Identifying the best makes you feel good. You have accomplished something worthwhile. It is a great confidence booster. You can pick any number of images you like, but try to refine the selections to those which really show your best work. The more refined you make the selection process, the more special each image becomes.
Identifying the worst is important. Finding the junk, and paying attention to it helps you refine your thinking. Are the worst images those where you were simply copying someone else’s style, or you just were off your game that day? Digital capture pretty much lets us shoot indiscriminately rather than investing the time needed to make truly better images. Training yourself to slow down and examine things can help you shoot better. What do you see in an image now that you missed completely at the time you shot it? Details are important.
One of the best self-teachers is finding technical problems. Where did you fail to accomplish what you intended when you pulled the trigger? What aspect of your photography can you use these images to inspire you to learn something new, or clarify your understanding of how to capture a particular subject. Perhaps it is a technical challenge like a bad lighting circumstance, or perhaps you just failed to notice a bad exposure decision. Your worst images can be your best teachers if you are willing to learn from your mistakes.
Every photography teacher says the same thing – minimize the gear and learn how everything works before you move on to something new. Most photographers are gear heads to one degree or another. But just owning something cool doesn’t mean you know how to use it to your advantage. I could probably finance a nice vacation with the money spent unwisely on a piece of gear purchased for emotional rather than logical reasons.
So, look at your images from this past year and find something that you think you could do to improve your photography. Maybe it is learning to use the histogram to refine your exposures, or understanding Lightroom or your raw processor better. Maybe it is spending time looking at the work of great photographers, and painters to discover what it is that makes their images so great.

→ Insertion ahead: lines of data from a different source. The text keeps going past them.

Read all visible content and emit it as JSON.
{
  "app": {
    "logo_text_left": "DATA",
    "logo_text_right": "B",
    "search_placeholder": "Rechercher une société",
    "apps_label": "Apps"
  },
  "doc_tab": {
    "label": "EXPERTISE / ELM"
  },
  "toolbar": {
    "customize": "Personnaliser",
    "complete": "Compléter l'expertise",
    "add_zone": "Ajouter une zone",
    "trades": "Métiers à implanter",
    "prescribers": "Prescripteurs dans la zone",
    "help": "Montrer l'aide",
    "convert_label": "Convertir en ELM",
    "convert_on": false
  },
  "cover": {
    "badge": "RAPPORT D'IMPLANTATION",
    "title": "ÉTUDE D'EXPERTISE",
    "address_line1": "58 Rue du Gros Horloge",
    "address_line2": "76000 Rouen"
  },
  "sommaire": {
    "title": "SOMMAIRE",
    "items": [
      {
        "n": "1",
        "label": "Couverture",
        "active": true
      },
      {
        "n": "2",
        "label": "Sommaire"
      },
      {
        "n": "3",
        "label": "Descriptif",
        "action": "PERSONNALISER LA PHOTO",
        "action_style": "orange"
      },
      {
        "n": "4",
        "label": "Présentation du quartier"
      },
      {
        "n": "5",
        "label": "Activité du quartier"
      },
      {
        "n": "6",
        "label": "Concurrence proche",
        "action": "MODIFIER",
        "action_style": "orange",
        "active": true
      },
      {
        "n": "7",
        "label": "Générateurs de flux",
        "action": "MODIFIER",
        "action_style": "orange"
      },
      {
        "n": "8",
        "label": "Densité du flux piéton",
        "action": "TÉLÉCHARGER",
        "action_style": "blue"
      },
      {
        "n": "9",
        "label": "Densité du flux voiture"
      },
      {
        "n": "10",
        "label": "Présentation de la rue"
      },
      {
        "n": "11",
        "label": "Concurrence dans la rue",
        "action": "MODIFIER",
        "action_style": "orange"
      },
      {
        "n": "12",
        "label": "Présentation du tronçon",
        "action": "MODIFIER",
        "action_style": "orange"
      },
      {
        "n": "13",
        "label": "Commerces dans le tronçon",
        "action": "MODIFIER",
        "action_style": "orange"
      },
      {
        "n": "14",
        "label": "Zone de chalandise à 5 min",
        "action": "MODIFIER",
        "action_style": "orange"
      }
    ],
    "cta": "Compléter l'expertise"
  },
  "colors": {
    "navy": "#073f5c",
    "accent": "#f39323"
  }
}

The next step is printing your work. Get good quality prints of a few of your best images. This allows you to look at your images differently than the on-screen experience. The printed image always lives in a world of its own. Being able to experience that, and share it with someone else, is better than any image in an email. And what you can see in a printed image is always more than what is one your monitor, or your phone.